This great‑sounding processor does more than make your music loud — but does it do enough?
At first glance, Musik Hack’s debut plug‑in Master Plan appears to be all about loudness: the biggest control is labelled Loud, and cranking it can certainly make things very loud. But that’s only part of the story, because Master Plan also includes a host of useful simple, intuitive facilities to shape and refine the sound you feed into this limiter. The company suggest, in fact, that it offers enough control that you should consider throwing out whatever else you have on the stereo bus — I’d describe it more as a sort of stripped‑down mastering chain, with a selection of well‑judged tools!
Master Plan is available for Mac and Windows and supports AAX, AU and VST3 hosts. Twelve‑month and perpetual licences are available, and authorisation to your computer is a simple online process; you don’t seem to need to be online thereafter for it to function.
When it comes to my own mastering efforts, I tend to prefer using separate and fairly traditional processors. So, with its fixed signal flow and streamlined control set, Master Plan offers a very different approach than I’m used to, and it’s fair to say that I approached this review with a little trepidation. But my apprehension turned out to be ill‑founded. You can make things very loud with this plug‑in, but as long as you use it with the requisite care and a discerning ear, you can do a lot to balance and sweeten things. The only real downside is that the minimal control set means there are quite a few things it can’t do. Nonetheless, I was pleasantly surprised and genuinely impressed.
By default, the GUI was pretty small on my 16‑inch M1 MacBook Pro’s screen (it may be less so on lower‑DPI monitors) and at that size the off‑white text on a black background wasn’t the easiest to read. But it’s resizable, with five fixed settings ranging from XS to XL, and when set to XL it occupied about a quarter of my screen and was easy to read. You can also switch to a white background instead of the default black, which further improves legibility in my view. While we’re on the GUI, many controls have a coloured ‘glow’ whose colour is cycled by default, apparently just for visual entertainment rather than to indicate something. Not being a ‘spinner hubcaps’ sort of person, I was pleased to see that this feature could be turned off in the settings window, and a static colour of virtual LEDs specified.

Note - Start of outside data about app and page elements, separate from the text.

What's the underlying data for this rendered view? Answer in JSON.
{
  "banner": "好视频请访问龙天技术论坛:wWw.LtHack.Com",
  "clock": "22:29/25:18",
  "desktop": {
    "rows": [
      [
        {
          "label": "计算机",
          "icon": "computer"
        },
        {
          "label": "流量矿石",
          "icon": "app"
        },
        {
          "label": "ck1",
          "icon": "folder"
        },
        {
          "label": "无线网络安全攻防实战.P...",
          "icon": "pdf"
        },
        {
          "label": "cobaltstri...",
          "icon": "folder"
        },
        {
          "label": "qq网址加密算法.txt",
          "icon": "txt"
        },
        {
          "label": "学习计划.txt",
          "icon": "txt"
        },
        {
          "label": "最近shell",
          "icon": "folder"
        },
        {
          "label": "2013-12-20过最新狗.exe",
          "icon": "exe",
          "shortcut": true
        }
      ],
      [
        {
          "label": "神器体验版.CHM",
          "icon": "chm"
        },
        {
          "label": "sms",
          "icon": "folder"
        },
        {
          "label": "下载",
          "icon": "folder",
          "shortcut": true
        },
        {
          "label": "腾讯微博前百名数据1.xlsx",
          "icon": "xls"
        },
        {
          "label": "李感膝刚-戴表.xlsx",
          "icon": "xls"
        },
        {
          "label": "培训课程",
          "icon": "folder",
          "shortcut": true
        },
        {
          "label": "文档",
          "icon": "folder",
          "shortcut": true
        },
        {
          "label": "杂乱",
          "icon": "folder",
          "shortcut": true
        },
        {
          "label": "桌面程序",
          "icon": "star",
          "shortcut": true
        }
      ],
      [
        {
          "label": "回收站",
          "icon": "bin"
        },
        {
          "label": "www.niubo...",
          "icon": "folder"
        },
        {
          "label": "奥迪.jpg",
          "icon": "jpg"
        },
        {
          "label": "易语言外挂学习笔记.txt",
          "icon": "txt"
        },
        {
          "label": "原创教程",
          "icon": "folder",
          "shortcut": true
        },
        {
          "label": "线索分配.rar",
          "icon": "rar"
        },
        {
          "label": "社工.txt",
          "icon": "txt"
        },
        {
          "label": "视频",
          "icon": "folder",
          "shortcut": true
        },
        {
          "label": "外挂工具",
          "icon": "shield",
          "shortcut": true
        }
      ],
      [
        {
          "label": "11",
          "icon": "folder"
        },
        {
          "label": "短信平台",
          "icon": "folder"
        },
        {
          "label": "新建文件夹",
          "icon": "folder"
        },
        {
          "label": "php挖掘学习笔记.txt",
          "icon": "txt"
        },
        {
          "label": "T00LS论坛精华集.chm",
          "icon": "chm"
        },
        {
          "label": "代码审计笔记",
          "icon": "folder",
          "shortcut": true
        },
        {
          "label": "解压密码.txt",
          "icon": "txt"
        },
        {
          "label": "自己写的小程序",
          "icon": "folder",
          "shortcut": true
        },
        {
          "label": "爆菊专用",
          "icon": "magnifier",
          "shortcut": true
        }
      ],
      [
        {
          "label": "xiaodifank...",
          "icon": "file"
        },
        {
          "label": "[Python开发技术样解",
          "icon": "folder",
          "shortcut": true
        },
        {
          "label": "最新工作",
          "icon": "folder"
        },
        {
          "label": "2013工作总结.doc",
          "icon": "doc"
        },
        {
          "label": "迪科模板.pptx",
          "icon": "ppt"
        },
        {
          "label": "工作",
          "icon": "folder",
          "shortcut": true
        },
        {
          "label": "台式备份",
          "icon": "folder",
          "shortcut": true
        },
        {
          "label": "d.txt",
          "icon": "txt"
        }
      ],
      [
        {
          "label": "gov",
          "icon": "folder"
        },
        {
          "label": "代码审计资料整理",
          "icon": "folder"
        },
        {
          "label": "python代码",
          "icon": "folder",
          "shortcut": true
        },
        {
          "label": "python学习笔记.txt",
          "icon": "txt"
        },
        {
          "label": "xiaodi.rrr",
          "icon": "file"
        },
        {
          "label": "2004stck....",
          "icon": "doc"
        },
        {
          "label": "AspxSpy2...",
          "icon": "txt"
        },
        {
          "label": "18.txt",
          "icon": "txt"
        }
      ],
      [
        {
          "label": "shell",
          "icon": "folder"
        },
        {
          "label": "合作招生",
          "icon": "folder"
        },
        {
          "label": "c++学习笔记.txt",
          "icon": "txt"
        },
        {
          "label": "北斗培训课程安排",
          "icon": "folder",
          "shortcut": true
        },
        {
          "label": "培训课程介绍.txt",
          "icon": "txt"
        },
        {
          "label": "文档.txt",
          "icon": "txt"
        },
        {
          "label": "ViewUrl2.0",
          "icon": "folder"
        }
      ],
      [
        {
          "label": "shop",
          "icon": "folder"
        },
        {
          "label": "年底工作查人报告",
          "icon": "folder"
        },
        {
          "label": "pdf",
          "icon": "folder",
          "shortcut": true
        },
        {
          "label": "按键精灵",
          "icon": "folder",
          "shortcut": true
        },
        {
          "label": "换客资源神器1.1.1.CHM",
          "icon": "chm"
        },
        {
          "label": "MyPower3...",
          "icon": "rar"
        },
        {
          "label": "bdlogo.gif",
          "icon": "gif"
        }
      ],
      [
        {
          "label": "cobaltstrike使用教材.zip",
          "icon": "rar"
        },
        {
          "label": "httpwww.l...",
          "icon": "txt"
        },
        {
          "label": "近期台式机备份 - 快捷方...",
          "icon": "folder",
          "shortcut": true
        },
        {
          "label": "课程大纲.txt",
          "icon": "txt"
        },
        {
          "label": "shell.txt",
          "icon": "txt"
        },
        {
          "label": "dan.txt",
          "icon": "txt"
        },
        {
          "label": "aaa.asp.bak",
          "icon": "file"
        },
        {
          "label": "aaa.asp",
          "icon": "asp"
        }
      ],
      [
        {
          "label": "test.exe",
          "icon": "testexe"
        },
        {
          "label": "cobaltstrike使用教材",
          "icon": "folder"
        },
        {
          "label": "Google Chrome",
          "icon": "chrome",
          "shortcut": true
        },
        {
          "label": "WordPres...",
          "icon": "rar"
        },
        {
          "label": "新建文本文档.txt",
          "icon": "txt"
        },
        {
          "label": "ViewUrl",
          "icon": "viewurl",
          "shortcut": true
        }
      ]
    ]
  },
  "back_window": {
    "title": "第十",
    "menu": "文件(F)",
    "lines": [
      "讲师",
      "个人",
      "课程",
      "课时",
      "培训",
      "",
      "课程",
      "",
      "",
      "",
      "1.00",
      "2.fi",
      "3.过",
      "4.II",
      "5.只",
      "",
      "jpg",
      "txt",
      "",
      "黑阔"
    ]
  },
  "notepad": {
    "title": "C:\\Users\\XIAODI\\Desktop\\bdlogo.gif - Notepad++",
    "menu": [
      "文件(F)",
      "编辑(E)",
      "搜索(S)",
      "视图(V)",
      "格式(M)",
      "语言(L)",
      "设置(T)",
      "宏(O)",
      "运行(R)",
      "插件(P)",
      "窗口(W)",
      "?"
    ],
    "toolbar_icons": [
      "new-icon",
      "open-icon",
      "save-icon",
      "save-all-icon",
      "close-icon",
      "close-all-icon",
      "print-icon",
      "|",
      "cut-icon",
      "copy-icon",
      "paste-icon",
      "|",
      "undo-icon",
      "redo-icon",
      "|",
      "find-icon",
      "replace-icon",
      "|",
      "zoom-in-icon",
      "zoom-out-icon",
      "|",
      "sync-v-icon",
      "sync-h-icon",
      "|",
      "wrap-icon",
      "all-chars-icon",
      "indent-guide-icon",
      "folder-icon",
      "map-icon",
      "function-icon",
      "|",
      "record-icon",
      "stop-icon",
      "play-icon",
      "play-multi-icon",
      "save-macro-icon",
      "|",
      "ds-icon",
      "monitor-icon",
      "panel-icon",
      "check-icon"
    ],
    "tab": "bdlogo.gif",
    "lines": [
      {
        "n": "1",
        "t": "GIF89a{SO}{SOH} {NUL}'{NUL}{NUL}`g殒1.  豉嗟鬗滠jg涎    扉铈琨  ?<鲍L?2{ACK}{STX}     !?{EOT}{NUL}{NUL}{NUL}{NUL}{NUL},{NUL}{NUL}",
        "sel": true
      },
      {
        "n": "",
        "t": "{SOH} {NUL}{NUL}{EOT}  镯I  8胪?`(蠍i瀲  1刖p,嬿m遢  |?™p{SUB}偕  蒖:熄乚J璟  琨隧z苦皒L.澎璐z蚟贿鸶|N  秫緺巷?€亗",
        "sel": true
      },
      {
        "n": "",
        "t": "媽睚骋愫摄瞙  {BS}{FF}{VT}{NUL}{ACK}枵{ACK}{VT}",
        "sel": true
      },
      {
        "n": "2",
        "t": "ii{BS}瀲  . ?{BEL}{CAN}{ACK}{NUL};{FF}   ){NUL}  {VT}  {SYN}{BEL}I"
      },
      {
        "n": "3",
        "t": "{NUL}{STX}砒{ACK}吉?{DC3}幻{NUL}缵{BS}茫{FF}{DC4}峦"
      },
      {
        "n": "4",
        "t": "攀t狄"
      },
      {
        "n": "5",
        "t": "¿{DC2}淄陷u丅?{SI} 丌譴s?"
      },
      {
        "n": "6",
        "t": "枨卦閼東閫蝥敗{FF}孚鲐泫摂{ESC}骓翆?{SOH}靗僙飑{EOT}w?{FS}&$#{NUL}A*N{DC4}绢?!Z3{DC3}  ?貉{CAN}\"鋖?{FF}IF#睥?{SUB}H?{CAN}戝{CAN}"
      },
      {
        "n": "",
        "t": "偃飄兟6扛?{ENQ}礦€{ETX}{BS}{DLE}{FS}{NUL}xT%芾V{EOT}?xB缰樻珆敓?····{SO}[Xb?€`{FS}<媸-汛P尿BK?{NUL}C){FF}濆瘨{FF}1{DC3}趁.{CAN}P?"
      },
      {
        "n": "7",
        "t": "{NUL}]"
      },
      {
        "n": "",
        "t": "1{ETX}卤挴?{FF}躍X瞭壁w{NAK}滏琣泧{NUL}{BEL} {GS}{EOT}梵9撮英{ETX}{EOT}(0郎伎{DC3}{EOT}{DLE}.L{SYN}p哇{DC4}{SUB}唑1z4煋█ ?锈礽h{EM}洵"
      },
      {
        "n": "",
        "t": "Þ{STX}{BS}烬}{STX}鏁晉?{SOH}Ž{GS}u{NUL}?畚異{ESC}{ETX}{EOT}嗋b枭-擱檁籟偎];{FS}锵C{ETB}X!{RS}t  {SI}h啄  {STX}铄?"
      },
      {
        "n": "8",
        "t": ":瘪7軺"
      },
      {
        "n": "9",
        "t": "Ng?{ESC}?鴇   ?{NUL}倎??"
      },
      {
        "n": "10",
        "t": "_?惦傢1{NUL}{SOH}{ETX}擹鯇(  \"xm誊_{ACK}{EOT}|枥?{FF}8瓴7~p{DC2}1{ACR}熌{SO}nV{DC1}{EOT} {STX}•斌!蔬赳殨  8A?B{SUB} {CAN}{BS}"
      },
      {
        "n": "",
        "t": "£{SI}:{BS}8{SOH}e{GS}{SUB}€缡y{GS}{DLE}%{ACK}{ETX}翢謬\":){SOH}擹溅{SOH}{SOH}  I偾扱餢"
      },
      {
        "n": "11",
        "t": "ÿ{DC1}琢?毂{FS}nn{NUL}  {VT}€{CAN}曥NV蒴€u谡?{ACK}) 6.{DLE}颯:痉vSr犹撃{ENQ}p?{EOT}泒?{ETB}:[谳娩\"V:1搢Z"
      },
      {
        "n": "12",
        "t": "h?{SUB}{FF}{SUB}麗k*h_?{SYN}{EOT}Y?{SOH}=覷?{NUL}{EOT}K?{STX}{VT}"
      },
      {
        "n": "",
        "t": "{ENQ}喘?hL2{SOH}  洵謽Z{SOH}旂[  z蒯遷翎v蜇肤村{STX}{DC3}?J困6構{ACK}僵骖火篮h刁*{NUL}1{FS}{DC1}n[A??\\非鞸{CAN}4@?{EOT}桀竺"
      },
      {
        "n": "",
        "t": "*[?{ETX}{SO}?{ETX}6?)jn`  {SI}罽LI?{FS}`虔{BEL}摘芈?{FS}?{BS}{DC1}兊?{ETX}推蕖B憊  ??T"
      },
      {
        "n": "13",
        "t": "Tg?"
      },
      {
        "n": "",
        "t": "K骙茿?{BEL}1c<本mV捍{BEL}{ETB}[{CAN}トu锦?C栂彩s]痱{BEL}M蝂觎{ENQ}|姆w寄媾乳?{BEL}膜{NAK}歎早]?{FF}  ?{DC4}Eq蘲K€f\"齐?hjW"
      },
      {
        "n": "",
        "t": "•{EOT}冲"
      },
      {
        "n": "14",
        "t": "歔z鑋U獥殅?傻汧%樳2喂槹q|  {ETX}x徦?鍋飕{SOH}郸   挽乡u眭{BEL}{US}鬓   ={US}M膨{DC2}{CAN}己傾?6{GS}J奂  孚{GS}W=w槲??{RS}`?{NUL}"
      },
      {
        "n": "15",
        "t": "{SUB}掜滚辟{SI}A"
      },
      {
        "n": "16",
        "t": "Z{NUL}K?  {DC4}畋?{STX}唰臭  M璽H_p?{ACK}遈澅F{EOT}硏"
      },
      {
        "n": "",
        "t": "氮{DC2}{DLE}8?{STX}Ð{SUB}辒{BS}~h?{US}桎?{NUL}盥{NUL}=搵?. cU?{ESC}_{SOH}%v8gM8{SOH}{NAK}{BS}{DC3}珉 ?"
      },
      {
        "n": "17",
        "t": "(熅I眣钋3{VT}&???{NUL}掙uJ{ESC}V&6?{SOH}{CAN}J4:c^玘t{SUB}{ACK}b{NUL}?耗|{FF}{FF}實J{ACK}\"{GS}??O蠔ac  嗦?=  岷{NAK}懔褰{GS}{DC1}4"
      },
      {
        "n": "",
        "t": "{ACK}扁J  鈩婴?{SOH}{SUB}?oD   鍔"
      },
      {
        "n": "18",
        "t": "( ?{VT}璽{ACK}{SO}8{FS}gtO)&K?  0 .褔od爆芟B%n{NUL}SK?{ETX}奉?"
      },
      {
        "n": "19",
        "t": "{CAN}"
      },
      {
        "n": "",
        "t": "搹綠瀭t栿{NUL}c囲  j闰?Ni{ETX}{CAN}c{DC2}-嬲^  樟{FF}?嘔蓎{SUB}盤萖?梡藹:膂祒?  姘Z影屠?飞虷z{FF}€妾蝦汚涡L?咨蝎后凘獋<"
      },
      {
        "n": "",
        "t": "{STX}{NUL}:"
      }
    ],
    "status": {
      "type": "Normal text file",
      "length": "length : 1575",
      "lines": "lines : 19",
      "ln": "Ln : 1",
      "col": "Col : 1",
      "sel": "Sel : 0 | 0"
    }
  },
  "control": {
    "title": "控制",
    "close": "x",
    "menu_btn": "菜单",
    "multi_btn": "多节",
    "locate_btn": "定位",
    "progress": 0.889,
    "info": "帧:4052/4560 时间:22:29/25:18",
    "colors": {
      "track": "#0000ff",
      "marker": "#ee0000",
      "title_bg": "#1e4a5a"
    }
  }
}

It’s incredibly easy to get started, but you should first listen, as the default settings aren’t completely transparent. Before you do anything, there’s a gentle thickening and a presence boost (the latter probably as much due to harmonic distortion as EQ). Then, pick a preset, set Out (the output ceiling) to...